Problem to solve:
For the word "arrow", find each line in the entries where it occurs and copy that line.

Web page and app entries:

+++++

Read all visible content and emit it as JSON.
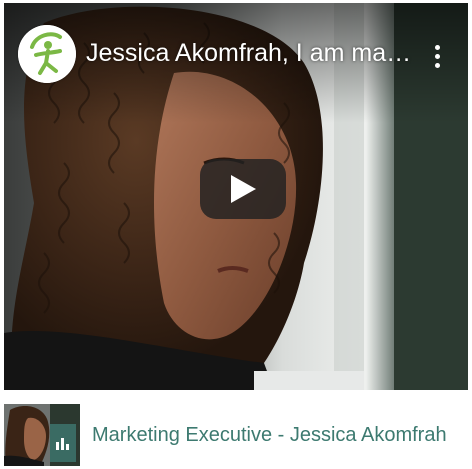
{
  "video": {
    "title": "Jessica Akomfrah, I am making...",
    "channel_logo_icon": "channel-logo-figure-icon",
    "more_icon": "more-vertical-icon",
    "play_icon": "play-icon",
    "play_button_color": "#212121"
  },
  "caption": {
    "label": "Marketing Executive - Jessica Akomfrah",
    "badge_icon": "bar-chart-icon",
    "text_color": "#3d7a70",
    "badge_color": "#3a6b63"
  }
}
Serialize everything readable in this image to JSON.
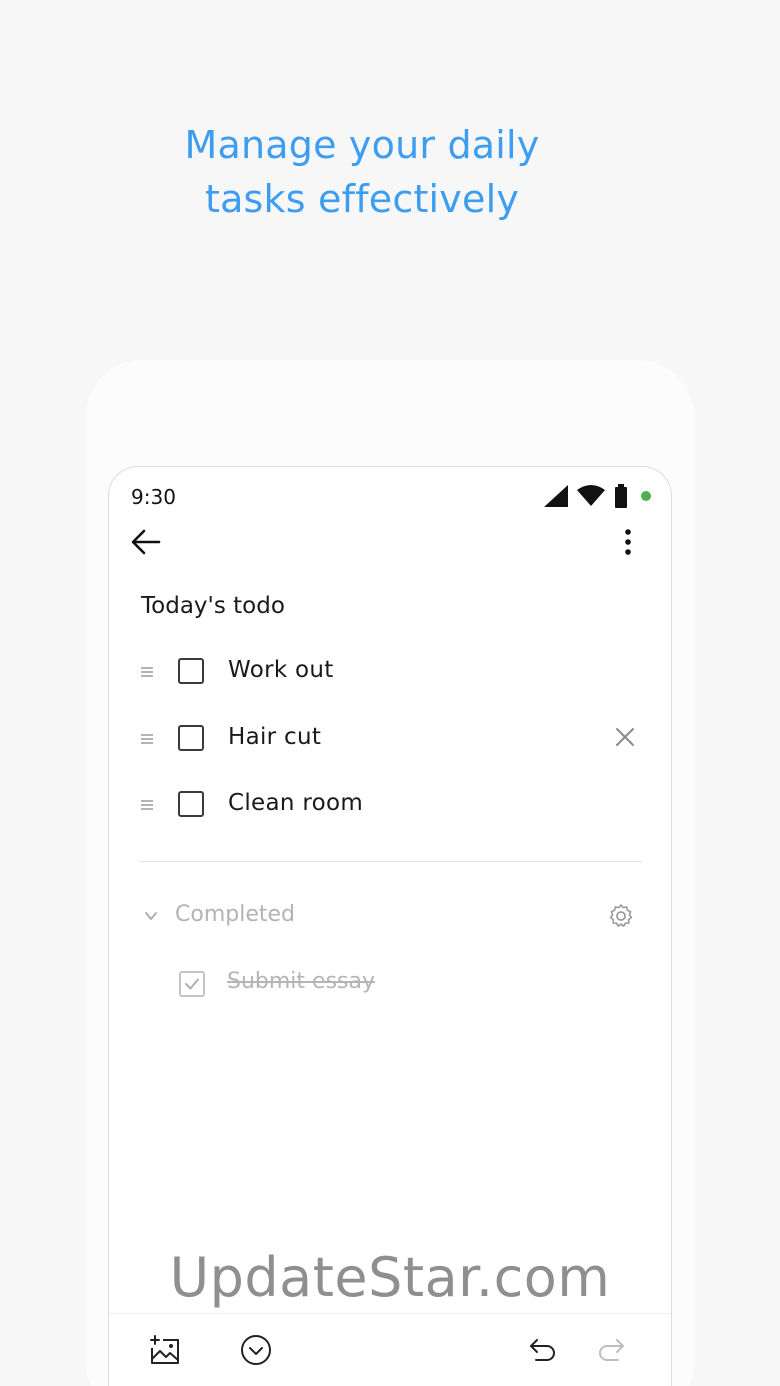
{
  "headline": {
    "line1": "Manage your daily",
    "line2": "tasks effectively"
  },
  "status_bar": {
    "time": "9:30",
    "icons": [
      "signal-icon",
      "wifi-icon",
      "battery-icon",
      "green-dot"
    ]
  },
  "appbar": {
    "back_icon": "arrow-left-icon",
    "more_icon": "more-vertical-icon"
  },
  "note": {
    "title": "Today's todo",
    "items": [
      {
        "label": "Work out",
        "checked": false
      },
      {
        "label": "Hair cut",
        "checked": false
      },
      {
        "label": "Clean room",
        "checked": false
      }
    ],
    "completed": {
      "label": "Completed",
      "items": [
        {
          "label": "Submit essay",
          "checked": true
        }
      ]
    }
  },
  "toolbar": {
    "icons": [
      "add-image-icon",
      "checklist-circle-icon",
      "undo-icon",
      "redo-icon"
    ]
  },
  "watermark": "UpdateStar.com",
  "colors": {
    "accent": "#3d9df0",
    "background": "#f7f7f7",
    "status_dot": "#4caf50",
    "muted_text": "#b3b3b3"
  }
}
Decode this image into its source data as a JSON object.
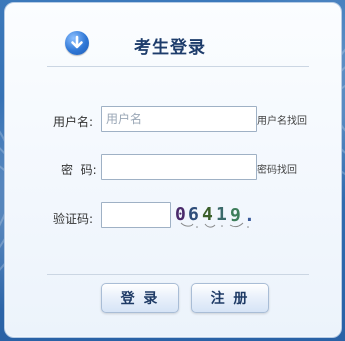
{
  "header": {
    "title": "考生登录",
    "icon": "arrow-down-circle-icon"
  },
  "form": {
    "username": {
      "label": "用户名:",
      "placeholder": "用户名",
      "value": "",
      "recover_link": "用户名找回"
    },
    "password": {
      "label": "密  码:",
      "value": "",
      "recover_link": "密码找回"
    },
    "captcha": {
      "label": "验证码:",
      "value": "",
      "image_text": "06419."
    }
  },
  "buttons": {
    "login": "登 录",
    "register": "注 册"
  },
  "colors": {
    "background": "#2f6fb3",
    "panel": "#f4f8fd",
    "title": "#1d3c6b",
    "captcha_digits": [
      "#4a2a6b",
      "#2e4d7a",
      "#3b5f2a",
      "#3a6a6a",
      "#3d7d5a",
      "#3a5a9a"
    ]
  }
}
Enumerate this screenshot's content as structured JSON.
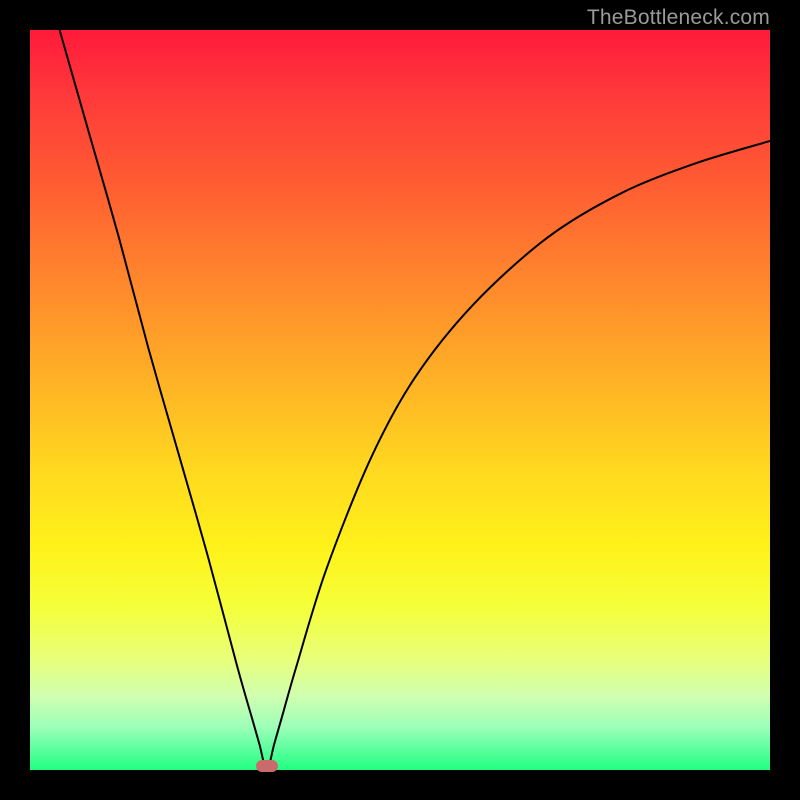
{
  "watermark": "TheBottleneck.com",
  "colors": {
    "frame": "#000000",
    "curve": "#000000",
    "marker": "#c96b6b",
    "gradient_top": "#ff1a3a",
    "gradient_bottom": "#20ff80"
  },
  "chart_data": {
    "type": "line",
    "title": "",
    "xlabel": "",
    "ylabel": "",
    "xlim": [
      0,
      100
    ],
    "ylim": [
      0,
      100
    ],
    "grid": false,
    "legend": false,
    "vertex_x": 32,
    "vertex_y": 0,
    "series": [
      {
        "name": "curve",
        "x": [
          4,
          8,
          12,
          16,
          20,
          24,
          28,
          30,
          31,
          32,
          33,
          34,
          36,
          40,
          46,
          52,
          60,
          70,
          80,
          90,
          100
        ],
        "y": [
          100,
          86,
          72,
          57,
          43,
          29,
          14,
          7,
          3.5,
          0,
          3.5,
          7,
          14,
          27,
          42,
          53,
          63,
          72,
          78,
          82,
          85
        ]
      }
    ],
    "marker": {
      "x": 32,
      "y": 0.5,
      "shape": "rounded-rect"
    },
    "axes_visible": false,
    "background": "vertical-gradient"
  }
}
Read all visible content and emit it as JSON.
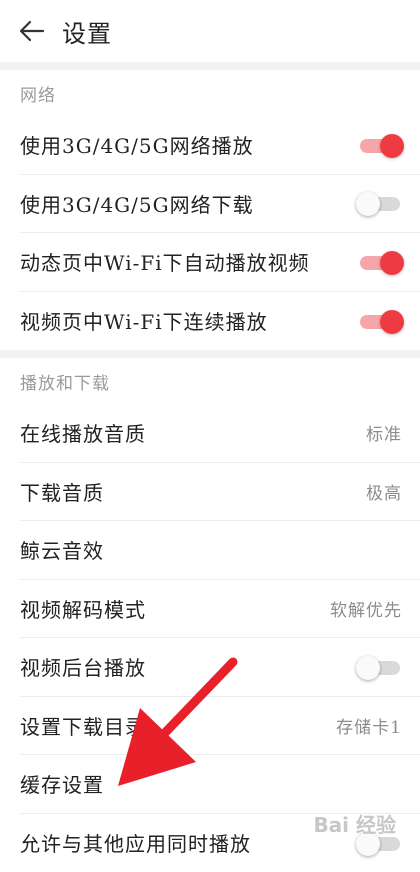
{
  "header": {
    "title": "设置"
  },
  "sections": {
    "network": {
      "title": "网络",
      "items": [
        {
          "label": "使用3G/4G/5G网络播放",
          "toggle": "on"
        },
        {
          "label": "使用3G/4G/5G网络下载",
          "toggle": "off"
        },
        {
          "label": "动态页中Wi-Fi下自动播放视频",
          "toggle": "on"
        },
        {
          "label": "视频页中Wi-Fi下连续播放",
          "toggle": "on"
        }
      ]
    },
    "playback": {
      "title": "播放和下载",
      "items": [
        {
          "label": "在线播放音质",
          "value": "标准"
        },
        {
          "label": "下载音质",
          "value": "极高"
        },
        {
          "label": "鲸云音效",
          "value": ""
        },
        {
          "label": "视频解码模式",
          "value": "软解优先"
        },
        {
          "label": "视频后台播放",
          "toggle": "off"
        },
        {
          "label": "设置下载目录",
          "value": "存储卡1"
        },
        {
          "label": "缓存设置",
          "value": ""
        },
        {
          "label": "允许与其他应用同时播放",
          "toggle": "off"
        }
      ]
    }
  },
  "colors": {
    "accent": "#ee3b41",
    "arrow": "#e8202a"
  },
  "watermark": "Bai 经验"
}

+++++

Task answer:
    "back_icon": "arrow-left-icon",
    "icon": "arrow-down-circle-icon"
    "arrow": "#e8202a"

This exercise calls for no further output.